As for domestic violence, it too pressures us all. Unless we live alone, we lash out at those nearest to us. The old saw about yelling at one’s wall arises from this condition: that if not at the wall, then what do we get angry at but those who stand between us and that wall ? Which usually means family. All of us are capable of domestic violence. I’ll never forget the evening when my mother,m overworked and frustrated by it, started yelling at my Dad and did’t — couldn’t stop: in full cry she threw a grapefruit at him.
And then the anger abated, as often happens. Domestic abuse is shameful — our society’s customs assure that — and the abuser knows it. Usually that stops him or her.
Sometimes it doesn’t, and the criminal justice system steps in, to punish and sanction; but it acts too late, of course, as all criminal cases do.

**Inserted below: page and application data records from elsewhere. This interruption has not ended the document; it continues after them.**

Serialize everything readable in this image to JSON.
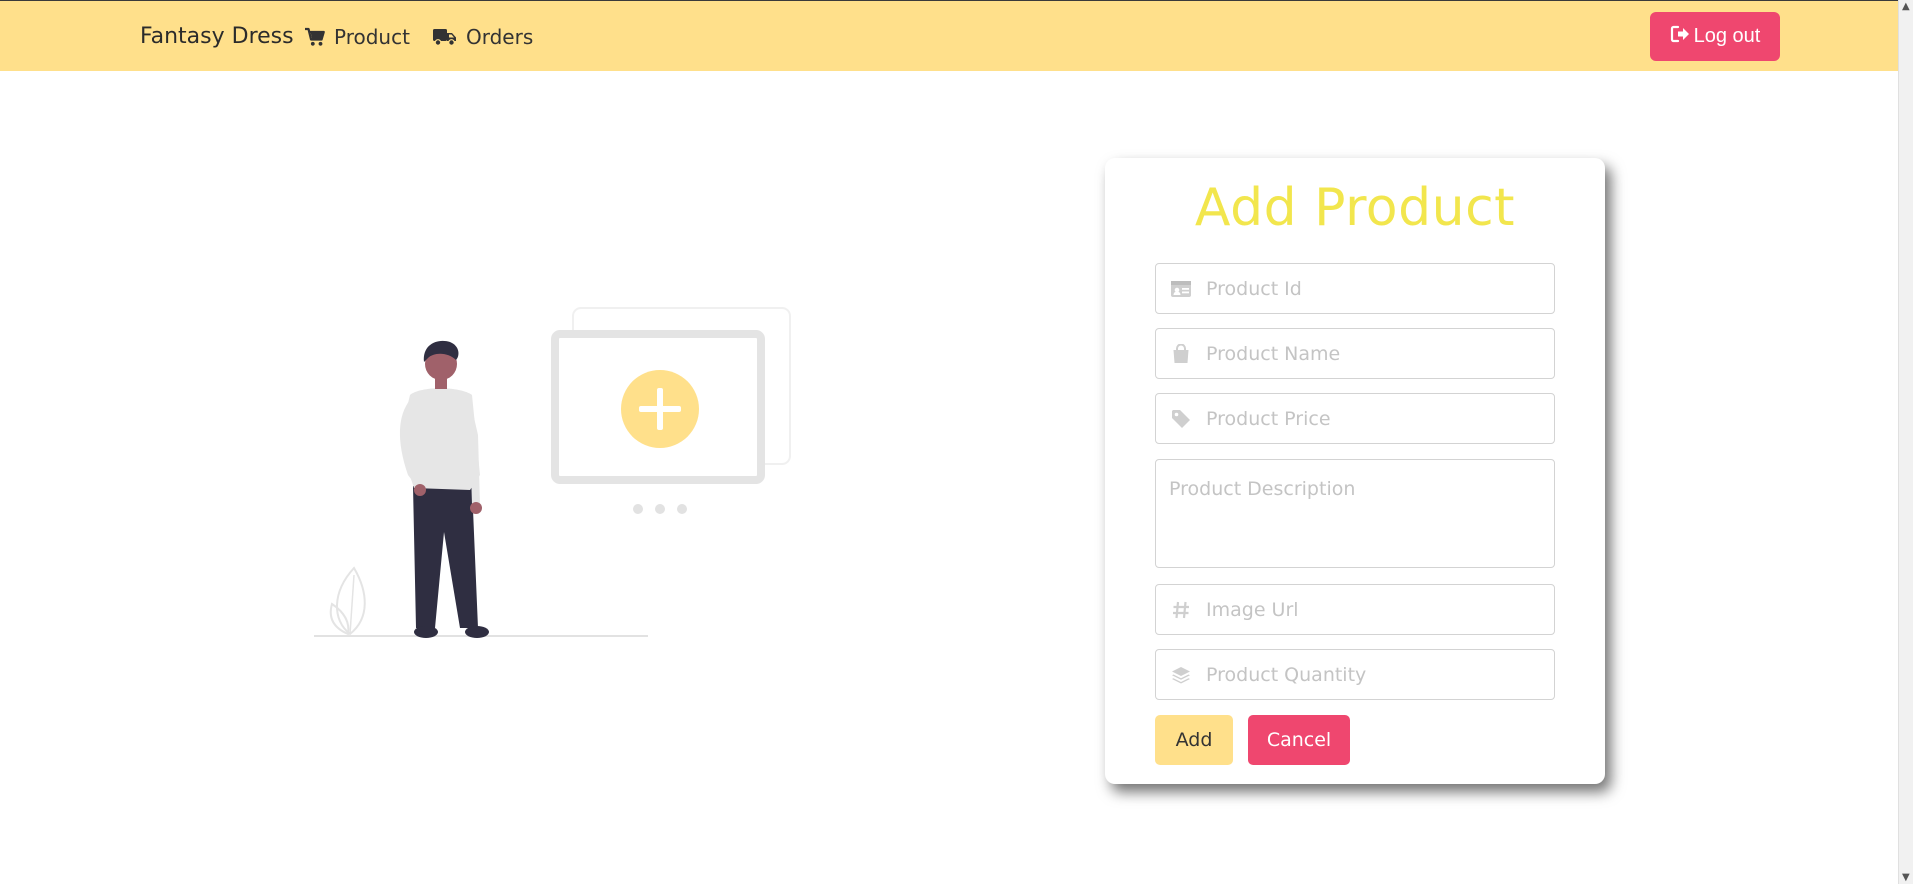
{
  "navbar": {
    "brand": "Fantasy Dress",
    "items": [
      {
        "label": "Product",
        "icon": "shopping-cart-icon"
      },
      {
        "label": "Orders",
        "icon": "truck-icon"
      }
    ],
    "logout_label": "Log out",
    "logout_icon": "sign-out-icon"
  },
  "form": {
    "title": "Add Product",
    "fields": {
      "product_id": {
        "placeholder": "Product Id",
        "value": "",
        "icon": "id-card-icon"
      },
      "product_name": {
        "placeholder": "Product Name",
        "value": "",
        "icon": "shopping-bag-icon"
      },
      "product_price": {
        "placeholder": "Product Price",
        "value": "",
        "icon": "tag-icon"
      },
      "product_description": {
        "placeholder": "Product Description",
        "value": ""
      },
      "image_url": {
        "placeholder": "Image Url",
        "value": "",
        "icon": "hashtag-icon"
      },
      "product_quantity": {
        "placeholder": "Product Quantity",
        "value": "",
        "icon": "layers-icon"
      }
    },
    "add_label": "Add",
    "cancel_label": "Cancel"
  },
  "colors": {
    "navbar_bg": "#ffe08b",
    "accent_pink": "#ef476f",
    "title_yellow": "#f2e64d",
    "add_button": "#ffe08b"
  }
}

Can these basics be changed by a Task Force ? I rather doubt it. What Polito’s Task Force can do is to remind us all that domestic violence can happen to anyone, of any income level or education attainment, that its happening is not a sign of poverty or moral failure but of human weakness. The Task Force can also, perhaps, create settings for an intervention: because the custom we call “intervention” can, if done in time, assuage the tensions that lead family members sometimes to strike at one another. The tactics of intervention can be taught, and if Polito’s Task Force accomplishes that much, it will be well worth its members’ time, research, and decisions.
The next task Force meeting takes place on November 5th at in Room 157 at the State House.
—- Mike Freedberg / Here and Sphere